======== Entries shown ========

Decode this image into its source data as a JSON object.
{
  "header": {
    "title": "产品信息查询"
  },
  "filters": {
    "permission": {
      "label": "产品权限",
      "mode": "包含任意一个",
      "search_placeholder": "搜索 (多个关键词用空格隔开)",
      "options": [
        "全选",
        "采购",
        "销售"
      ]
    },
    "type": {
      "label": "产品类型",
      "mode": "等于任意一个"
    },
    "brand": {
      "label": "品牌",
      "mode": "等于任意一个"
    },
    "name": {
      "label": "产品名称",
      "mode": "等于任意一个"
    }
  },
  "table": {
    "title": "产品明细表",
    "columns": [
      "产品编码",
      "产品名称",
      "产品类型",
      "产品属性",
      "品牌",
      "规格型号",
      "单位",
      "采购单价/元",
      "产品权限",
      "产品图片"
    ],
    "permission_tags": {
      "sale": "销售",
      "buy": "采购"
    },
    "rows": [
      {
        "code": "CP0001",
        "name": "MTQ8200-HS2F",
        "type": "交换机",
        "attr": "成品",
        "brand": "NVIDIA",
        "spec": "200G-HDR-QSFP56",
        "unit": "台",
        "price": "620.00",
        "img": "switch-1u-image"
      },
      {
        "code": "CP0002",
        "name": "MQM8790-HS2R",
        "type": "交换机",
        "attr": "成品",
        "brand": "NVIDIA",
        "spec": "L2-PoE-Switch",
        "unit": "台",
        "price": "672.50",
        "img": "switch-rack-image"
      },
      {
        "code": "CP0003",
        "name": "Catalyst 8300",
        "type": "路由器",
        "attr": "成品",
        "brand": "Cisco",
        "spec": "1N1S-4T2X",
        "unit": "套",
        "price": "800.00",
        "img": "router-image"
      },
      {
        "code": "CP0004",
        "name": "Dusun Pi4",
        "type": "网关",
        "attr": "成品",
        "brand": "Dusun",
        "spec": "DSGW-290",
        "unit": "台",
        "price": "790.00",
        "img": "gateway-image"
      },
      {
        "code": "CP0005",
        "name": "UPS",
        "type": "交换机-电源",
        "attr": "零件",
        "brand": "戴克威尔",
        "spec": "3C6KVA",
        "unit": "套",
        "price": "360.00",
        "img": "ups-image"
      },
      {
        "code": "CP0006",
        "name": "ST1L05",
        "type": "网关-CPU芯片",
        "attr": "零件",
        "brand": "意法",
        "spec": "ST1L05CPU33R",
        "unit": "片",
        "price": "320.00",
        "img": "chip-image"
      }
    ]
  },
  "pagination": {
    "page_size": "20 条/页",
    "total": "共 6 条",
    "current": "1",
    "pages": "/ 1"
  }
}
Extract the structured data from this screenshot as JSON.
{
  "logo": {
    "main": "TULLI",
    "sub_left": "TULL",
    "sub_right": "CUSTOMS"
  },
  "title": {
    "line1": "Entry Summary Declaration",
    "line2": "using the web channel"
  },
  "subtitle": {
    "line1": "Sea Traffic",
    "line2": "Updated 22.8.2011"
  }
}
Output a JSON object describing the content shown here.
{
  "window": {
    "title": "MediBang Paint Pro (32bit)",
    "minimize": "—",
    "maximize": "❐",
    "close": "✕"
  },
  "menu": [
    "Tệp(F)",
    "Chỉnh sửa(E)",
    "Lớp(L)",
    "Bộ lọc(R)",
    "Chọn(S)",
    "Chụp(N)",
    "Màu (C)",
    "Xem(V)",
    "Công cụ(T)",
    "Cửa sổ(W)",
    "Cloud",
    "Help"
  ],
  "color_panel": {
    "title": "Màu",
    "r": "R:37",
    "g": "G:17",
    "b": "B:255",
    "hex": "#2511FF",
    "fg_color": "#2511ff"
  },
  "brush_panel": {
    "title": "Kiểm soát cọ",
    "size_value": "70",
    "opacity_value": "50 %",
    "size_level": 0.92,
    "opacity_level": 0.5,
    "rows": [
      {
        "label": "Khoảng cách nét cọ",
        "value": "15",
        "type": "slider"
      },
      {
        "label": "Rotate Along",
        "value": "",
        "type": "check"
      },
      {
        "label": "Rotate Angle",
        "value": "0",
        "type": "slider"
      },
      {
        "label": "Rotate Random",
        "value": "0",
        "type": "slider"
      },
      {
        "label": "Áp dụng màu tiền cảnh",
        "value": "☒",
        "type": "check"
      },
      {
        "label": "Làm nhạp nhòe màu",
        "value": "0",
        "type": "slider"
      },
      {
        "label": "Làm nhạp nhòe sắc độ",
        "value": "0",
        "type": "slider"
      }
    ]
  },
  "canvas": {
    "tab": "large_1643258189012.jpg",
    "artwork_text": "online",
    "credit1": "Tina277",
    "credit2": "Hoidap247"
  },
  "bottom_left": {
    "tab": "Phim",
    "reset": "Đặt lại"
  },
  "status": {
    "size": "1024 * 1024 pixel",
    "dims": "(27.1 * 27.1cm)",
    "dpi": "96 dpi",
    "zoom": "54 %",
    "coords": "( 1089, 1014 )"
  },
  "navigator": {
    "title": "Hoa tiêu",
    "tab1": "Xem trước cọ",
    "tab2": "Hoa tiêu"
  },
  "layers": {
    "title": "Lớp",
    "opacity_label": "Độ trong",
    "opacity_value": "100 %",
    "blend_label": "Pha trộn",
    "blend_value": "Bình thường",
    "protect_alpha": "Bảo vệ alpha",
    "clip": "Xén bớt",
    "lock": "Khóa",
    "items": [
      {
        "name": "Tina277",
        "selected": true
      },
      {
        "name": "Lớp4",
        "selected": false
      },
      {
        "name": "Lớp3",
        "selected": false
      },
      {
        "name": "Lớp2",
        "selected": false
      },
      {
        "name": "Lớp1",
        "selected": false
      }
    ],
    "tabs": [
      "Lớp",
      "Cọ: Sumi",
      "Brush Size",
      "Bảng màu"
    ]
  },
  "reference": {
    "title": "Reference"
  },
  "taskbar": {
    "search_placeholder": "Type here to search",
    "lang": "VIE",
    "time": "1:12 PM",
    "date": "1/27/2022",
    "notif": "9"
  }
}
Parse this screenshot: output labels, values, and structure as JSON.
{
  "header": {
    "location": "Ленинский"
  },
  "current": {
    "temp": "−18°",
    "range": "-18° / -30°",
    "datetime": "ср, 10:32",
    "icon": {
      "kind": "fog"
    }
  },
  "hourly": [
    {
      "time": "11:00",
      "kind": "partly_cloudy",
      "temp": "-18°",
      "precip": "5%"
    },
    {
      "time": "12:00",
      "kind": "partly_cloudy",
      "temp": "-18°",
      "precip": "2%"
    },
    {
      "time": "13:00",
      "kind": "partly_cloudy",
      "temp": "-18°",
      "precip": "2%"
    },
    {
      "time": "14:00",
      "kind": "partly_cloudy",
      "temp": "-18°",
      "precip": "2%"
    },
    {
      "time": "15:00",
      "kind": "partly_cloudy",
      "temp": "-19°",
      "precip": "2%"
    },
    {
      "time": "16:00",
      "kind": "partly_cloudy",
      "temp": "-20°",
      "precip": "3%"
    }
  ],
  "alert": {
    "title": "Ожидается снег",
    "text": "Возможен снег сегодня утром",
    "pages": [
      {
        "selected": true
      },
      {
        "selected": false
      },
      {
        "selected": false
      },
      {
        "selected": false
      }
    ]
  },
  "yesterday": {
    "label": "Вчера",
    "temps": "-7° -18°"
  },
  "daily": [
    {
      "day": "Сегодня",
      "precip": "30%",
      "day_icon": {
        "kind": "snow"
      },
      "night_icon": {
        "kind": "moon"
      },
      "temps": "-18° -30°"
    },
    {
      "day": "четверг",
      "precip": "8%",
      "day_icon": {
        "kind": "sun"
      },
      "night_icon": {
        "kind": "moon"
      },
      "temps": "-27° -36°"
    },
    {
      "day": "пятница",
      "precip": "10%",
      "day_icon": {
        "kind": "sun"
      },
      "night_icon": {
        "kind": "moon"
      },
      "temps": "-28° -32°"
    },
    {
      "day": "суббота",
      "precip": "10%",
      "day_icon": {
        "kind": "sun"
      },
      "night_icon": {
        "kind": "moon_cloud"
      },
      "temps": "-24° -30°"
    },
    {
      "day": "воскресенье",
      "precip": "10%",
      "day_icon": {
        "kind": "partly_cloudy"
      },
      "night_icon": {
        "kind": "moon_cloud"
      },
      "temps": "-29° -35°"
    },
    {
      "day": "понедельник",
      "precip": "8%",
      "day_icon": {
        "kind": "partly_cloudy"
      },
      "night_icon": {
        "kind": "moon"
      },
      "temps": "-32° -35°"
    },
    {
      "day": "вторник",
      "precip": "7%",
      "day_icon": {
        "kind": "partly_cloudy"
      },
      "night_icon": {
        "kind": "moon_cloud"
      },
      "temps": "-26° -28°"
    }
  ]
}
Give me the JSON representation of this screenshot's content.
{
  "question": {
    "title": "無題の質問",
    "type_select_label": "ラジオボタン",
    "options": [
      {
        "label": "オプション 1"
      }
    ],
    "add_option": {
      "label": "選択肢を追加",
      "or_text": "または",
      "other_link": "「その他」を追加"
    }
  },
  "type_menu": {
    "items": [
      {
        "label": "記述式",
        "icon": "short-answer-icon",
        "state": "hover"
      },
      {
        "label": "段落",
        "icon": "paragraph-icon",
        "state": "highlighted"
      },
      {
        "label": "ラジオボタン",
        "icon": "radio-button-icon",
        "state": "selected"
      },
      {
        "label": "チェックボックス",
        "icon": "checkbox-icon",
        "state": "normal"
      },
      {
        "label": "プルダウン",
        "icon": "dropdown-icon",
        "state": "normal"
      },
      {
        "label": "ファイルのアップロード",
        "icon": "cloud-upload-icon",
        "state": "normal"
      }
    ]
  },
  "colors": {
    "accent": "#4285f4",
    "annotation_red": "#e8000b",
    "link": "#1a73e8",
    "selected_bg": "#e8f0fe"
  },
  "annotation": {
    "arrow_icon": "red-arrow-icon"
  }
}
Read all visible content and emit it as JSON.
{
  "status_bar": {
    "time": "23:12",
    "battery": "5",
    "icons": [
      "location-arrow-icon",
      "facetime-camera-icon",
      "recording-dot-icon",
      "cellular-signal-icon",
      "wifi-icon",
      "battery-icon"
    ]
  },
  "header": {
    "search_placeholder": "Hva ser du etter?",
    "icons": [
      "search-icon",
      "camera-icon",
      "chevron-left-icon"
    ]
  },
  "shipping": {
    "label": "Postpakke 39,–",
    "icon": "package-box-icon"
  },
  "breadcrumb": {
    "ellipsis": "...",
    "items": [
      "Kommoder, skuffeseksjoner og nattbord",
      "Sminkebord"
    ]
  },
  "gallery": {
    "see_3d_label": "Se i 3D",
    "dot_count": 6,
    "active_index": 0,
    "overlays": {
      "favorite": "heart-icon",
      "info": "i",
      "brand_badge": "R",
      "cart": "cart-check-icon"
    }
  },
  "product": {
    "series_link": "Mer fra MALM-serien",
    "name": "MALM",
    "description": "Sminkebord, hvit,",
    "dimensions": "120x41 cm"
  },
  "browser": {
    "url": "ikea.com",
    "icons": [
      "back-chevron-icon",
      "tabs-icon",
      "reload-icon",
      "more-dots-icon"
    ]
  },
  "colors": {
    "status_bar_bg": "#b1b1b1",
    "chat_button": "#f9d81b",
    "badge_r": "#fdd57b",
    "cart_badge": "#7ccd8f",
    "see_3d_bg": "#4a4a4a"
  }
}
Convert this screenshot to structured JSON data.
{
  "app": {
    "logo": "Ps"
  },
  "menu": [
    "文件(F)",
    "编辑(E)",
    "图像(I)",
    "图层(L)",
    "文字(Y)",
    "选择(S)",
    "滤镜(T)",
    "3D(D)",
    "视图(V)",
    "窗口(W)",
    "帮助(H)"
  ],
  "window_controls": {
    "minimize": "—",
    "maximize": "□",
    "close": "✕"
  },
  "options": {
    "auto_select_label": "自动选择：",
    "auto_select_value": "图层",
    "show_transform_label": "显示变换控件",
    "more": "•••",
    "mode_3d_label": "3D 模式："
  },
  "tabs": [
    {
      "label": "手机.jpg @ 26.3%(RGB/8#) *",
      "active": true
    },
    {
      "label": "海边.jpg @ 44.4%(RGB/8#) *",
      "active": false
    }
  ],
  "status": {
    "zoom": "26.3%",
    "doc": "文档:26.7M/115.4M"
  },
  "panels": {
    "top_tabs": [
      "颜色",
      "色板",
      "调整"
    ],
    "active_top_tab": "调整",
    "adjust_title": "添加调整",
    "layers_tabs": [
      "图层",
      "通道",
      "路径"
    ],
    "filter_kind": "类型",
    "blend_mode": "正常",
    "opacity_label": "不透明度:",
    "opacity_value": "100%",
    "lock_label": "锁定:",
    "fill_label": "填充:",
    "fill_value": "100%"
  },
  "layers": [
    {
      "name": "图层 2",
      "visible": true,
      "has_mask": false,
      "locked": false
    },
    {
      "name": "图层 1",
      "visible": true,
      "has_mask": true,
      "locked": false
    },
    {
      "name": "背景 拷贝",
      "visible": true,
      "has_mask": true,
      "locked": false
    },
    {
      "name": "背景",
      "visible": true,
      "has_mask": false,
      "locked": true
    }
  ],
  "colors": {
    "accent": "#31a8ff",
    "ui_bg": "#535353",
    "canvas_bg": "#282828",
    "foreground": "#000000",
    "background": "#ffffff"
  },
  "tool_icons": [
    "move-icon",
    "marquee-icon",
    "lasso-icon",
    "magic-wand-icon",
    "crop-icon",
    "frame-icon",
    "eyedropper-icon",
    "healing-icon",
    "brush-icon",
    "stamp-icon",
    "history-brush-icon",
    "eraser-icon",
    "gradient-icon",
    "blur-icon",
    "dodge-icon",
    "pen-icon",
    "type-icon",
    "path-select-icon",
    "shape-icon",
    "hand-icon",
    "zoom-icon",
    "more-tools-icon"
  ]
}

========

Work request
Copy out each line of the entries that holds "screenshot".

Reply
Extract the structured data from this screenshot as JSON.
Parse this screenshot: output labels, values, and structure as JSON.
Give me the JSON representation of this screenshot's content.
Convert this screenshot to structured JSON data.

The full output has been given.